It is obfervable upon this plan, that no part of it is beyond the reach of a common farmer; a principal view of his lordfhip in all his bufbandry. Here are no two-years fallow, nor any lofs by laying without a crop of corn; the feeds indeed are in large quantities, and amount in total price to near fifty fhillings an acre; but then it is to be confidered, that the thickness of fowing gives it a moft excellent crop the very fit year, which, in
the common management, is generally the very contrary; and it is incontestible, that his Lordship's method pays its own expence in the very first crop. Suppose the farmer's feeds cot him 20s. the excefs on the fide of the better manner is then, we will fay, 25 s. a fum in the value of hay that does amount to little more than a fifth of the first year's produ&t.
But Lord Rockingham, in scarce any thing, has acted with greater spirit, than the improvement of the turnip culture by hoeing; for the disgust he feit at feeing the common flovenly management of the farmers, in refpect to this crop, made him determine to introduce the excellent practice of hoeing, common in many of the fouthern parts of the kingdom. With this view, he endeavoured to perfuade his tenants to come into the method, defcribed to them the operation, pointed out its advantages, clearly explained to them the great confequence of increasing the fize of the roots in the luxuriance of its growth, and the equality of the crops; he reminded them of the poor crops of fpring corn, gained after turnips, for want of a better culture, from the difference of following a crop of weeds, which will not feed cattle, and confequently not improve the land: and fucceeding a large produce of valuable roots, which, by their thick fhade, and the quantity of cattle they maintained, enriched the land, at the fame time that all weeds are deftroved by the hoeing.

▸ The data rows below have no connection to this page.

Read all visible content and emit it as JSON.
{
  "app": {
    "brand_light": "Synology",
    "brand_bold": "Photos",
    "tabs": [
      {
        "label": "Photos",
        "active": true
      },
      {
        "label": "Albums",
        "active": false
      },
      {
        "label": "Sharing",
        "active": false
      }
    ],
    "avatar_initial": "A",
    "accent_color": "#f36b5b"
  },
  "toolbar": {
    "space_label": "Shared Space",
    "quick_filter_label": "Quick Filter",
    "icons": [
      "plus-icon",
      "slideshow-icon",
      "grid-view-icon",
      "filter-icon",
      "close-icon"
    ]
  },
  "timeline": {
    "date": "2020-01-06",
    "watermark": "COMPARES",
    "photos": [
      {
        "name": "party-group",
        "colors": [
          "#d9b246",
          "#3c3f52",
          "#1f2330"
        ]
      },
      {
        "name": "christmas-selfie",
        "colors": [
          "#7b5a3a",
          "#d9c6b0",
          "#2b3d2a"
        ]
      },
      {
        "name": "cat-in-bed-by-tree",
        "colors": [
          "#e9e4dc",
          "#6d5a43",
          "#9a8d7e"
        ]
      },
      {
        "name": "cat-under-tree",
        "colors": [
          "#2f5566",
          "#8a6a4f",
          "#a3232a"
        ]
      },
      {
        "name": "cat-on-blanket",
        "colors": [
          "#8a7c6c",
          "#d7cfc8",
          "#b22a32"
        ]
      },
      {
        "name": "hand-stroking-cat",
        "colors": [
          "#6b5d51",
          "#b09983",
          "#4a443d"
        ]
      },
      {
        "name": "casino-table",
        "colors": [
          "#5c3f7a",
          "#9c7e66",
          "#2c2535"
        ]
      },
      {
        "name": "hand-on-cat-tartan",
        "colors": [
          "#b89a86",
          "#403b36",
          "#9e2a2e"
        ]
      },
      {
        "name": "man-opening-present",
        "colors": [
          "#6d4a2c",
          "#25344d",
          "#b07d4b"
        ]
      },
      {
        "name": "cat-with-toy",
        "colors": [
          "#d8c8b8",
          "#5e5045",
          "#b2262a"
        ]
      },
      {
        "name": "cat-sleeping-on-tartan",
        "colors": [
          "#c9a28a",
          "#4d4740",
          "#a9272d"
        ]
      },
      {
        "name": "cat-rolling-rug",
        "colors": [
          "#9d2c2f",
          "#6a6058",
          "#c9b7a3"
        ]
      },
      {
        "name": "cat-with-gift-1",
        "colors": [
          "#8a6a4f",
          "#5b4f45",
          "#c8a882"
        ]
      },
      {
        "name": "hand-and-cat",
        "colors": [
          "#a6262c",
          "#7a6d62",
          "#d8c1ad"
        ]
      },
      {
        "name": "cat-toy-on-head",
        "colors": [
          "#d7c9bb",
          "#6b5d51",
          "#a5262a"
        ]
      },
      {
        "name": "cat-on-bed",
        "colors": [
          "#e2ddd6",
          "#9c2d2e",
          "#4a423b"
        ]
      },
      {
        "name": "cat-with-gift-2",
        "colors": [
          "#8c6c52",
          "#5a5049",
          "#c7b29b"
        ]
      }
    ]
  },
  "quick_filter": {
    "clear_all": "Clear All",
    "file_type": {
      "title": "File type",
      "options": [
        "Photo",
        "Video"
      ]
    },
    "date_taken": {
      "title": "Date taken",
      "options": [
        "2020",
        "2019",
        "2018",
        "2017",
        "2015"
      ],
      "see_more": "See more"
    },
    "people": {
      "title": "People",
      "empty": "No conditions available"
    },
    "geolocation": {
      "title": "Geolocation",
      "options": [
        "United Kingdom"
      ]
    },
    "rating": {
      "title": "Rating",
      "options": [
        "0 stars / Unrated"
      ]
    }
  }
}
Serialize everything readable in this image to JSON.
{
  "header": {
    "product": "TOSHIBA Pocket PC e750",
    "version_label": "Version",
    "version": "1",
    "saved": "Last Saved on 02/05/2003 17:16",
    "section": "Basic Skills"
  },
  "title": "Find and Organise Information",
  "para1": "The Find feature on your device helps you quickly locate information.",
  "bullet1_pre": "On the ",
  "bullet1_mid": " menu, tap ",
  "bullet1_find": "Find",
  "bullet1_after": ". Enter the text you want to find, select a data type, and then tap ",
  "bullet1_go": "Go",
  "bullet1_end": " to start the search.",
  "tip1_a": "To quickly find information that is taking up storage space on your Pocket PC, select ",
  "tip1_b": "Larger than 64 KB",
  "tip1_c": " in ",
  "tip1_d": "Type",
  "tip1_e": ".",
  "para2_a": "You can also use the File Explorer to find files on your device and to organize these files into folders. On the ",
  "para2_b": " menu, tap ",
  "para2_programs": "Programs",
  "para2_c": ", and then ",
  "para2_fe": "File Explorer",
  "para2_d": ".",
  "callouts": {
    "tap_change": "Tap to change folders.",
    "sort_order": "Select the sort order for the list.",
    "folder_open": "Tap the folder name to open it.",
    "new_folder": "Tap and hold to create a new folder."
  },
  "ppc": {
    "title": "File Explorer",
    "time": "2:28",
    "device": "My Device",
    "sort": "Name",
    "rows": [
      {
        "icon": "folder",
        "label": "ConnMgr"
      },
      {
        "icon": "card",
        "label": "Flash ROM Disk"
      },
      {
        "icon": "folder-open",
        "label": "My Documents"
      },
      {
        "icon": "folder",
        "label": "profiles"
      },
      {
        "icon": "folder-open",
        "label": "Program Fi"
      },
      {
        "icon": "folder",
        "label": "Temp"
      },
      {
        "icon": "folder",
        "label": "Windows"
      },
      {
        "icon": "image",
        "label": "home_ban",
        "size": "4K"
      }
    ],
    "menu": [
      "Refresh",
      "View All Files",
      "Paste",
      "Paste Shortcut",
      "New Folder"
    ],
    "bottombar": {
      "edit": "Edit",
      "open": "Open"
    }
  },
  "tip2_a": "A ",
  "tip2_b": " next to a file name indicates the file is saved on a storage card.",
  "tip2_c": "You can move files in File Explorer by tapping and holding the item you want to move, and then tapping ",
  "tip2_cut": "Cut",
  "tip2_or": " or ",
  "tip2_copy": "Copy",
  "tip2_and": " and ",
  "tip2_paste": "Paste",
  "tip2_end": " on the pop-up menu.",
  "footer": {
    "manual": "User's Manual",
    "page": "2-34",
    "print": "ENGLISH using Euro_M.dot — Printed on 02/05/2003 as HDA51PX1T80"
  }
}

Uncontrovertible as this reasoning, fo clearly founded on facts, mult appear to the unprejudiced, yet, with a fet of men of contracted ideas, used to a stated road, with deviations neither to the right or left, it had very little effect: Turnips continued to be fown, but were never hoed. His Lordship then finding, that dicourfe and reafoning could not prevail over the obstinacy of their understandings, determined to convince their eyes. He fent into Hertfordshire for a husbandman uled to hoeing of turnips, and gave directions for his management of a large crop. This he continued feveral years; and by this means, by degrees, he introduced the practice, which is now (though not univerfal) the common practice of all the good common farmers. Much does this neighbourhood owe to fo patriotic a defign, which was truly planned with